Rudy's fully-restored 1944 Stearman sits unobtrusively yet impressively in a corner of the museum's hangar. Rudy has raised close to two million dollars on behalf of the museum.

Dog Tag stamping machine.

Herman stands next to the intervalometer. Inside, human crosshairs aide the airman in his accuracy.

Photo of Herman's plane and fellow airmen. He stands far right.

The exhibit explains the history of the Tuskegee Airmen.

Display of US Air Force bases in England during WWII.

Herman glimpses through the cockpit door.

Glen and Herman were in charge today. Stop by to say hello.

Thursday, November 20, 2008

Gnome BROaDMOORing

Outside the Hayden Hays gallery, I photograph the reflection of my legs on the window.

After Spencer Penrose died in 1936, his wife Julie gathered the carriages and other vehicles they owned, plus carriages owned by friends, to continue the legacy begun by her husband. The collection includes an 1841 Williamsburg Brougham used by William Henry Harrison during his inaugural parade, and an 1862 C-Spring Victoria owned by Chester A. Arthur.

Icon of Dallas

The red Pegasus, adopted in the 1930s as the logo for the Magnolia Petroleum Company, sits atop the Magnolia Hotel in Dallas.

Wednesday, November 19, 2008

Along the Way to Colorado Springs

Undulating hills on Highway 287 north of Dumas soon become a straight line northward.

A tire shop in Boise City displays the famous Pegasus sign used by the now defunct Magnolia Petroleum Company.

Cimarron County Courthouse built in 1926-8. Cimarron County is the western-most county in Oklahoma.

The Stage Stop on Main Street in Springfield, Colorado.

Saturday, November 8, 2008

Gnome Ponders Composition

I quarrel with myself sometimes, in regard to my skill at art, specifically photography.
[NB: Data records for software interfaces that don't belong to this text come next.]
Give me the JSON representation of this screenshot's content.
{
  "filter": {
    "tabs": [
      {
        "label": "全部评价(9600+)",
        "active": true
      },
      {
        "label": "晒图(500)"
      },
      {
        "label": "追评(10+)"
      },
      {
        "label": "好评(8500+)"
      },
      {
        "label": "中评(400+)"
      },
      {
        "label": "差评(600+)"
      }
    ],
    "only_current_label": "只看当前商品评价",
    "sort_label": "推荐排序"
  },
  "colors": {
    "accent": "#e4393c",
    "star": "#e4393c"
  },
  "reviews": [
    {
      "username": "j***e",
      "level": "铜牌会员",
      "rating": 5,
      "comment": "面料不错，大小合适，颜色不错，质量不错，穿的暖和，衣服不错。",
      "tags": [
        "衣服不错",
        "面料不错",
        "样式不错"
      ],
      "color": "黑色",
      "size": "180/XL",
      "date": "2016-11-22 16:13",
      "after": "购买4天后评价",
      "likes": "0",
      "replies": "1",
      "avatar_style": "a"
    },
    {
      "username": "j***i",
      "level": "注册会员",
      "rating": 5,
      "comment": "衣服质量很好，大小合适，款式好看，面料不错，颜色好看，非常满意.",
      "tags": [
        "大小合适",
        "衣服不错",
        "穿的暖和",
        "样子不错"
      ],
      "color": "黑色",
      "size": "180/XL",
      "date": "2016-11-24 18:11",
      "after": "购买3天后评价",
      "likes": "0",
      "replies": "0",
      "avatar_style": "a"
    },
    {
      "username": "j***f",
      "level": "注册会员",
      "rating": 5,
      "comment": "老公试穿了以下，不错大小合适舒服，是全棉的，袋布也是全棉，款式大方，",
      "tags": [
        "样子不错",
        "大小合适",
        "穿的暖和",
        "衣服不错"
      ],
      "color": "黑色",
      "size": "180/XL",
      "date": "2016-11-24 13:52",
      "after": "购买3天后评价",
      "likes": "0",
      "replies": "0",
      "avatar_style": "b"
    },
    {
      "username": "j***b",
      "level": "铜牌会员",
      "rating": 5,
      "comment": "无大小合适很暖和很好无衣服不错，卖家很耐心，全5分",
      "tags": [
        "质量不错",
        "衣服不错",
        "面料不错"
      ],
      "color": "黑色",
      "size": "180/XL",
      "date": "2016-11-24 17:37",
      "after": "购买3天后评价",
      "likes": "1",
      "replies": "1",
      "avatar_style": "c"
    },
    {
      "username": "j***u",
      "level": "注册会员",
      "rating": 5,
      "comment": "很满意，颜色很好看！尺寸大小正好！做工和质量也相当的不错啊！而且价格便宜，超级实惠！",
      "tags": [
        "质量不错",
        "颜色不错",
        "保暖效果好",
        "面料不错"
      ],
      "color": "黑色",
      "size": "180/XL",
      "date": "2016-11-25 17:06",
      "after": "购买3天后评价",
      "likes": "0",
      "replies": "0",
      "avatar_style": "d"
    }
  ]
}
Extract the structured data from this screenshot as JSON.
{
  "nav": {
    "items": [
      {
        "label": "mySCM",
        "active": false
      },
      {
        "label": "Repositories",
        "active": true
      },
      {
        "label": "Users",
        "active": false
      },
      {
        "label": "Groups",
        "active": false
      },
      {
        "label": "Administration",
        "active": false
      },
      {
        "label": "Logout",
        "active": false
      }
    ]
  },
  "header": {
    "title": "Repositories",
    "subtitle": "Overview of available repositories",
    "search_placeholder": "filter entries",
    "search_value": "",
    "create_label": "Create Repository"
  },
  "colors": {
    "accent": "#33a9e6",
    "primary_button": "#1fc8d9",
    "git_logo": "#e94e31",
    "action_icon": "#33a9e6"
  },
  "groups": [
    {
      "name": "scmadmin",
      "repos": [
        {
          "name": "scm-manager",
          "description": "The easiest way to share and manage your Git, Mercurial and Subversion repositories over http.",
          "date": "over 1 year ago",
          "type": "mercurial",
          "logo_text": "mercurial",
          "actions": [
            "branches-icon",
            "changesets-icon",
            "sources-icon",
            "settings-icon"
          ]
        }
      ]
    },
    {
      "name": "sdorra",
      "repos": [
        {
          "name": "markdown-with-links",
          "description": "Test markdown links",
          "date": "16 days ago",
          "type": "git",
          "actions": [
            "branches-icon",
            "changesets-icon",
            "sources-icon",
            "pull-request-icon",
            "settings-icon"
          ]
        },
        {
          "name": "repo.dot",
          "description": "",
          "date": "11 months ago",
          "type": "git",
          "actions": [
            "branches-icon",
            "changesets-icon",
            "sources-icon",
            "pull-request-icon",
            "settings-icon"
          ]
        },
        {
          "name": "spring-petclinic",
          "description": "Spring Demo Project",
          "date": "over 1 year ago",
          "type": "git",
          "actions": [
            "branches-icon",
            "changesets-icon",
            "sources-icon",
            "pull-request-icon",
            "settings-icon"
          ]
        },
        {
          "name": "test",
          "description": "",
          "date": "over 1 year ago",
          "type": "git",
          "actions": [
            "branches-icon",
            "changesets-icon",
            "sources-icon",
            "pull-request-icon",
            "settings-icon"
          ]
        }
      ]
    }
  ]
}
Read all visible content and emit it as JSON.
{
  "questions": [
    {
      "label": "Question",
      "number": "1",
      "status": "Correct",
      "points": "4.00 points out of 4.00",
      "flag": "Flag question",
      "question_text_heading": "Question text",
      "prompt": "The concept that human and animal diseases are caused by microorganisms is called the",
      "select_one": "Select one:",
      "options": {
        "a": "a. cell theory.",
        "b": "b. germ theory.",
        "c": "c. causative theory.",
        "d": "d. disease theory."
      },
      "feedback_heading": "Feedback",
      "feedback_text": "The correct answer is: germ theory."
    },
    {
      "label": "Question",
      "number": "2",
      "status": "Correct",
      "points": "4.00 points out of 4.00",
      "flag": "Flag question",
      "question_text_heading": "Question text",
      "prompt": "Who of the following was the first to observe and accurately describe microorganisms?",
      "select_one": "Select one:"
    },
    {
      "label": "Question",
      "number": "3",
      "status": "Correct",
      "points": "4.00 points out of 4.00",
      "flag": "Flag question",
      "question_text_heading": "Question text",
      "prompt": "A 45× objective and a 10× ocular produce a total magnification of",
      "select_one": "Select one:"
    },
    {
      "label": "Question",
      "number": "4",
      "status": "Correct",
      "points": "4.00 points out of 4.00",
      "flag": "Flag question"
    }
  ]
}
As I learn to use my camera, I learn to compose a scene: What should develop first, an artful eye or mastery of one's equipment; and does ignorance of one's equipment necessarily curtail development in art?

Let Lovely Turn of Phrase Begin

Give Me a Kiss to Build a Dream On

Listen, will you? I think that . . . literature, poetry, music and love make the world go round . . . while mathematics explains things; I fill my life with them, then go walking in snowy woods.
Let us go then, you and I
like two etherized patients floating
through life, together feeling prufrockian.
DDB Jr. makes my world go 'round; during his absence, Pachelbel fills it up.
One summer I sailed across the Atlantic Ocean, then through the Gulf of Finland to reach Saint Petersburg; I pursued Joseph Brodsky in its alley ways. I dream of making that two summers.
I read “Biking to Electra;” found my way in a Jaguar car, and glanced at the flashing steel grasshoppers at sunset. I’ll follow K.O.P.’s footsteps after he followed N.Scott Momaday’s; find warmth and inspiration on a rainy mountain.
Throw chinese coins for the I Ching.
Save the whales, the spotted owl, the woman in toil.
Cast a fly for trout; my memories of fly fishing under the sunny blue Colorado sky remain; I yearn to build more . . . with more trophy Browns.
Listen for the swan’s calls on the Baltic Sea. Feel KKII's joy, his arms spread wide in Yazilikaya.
Good night, Jimmy Durante, where ever you are.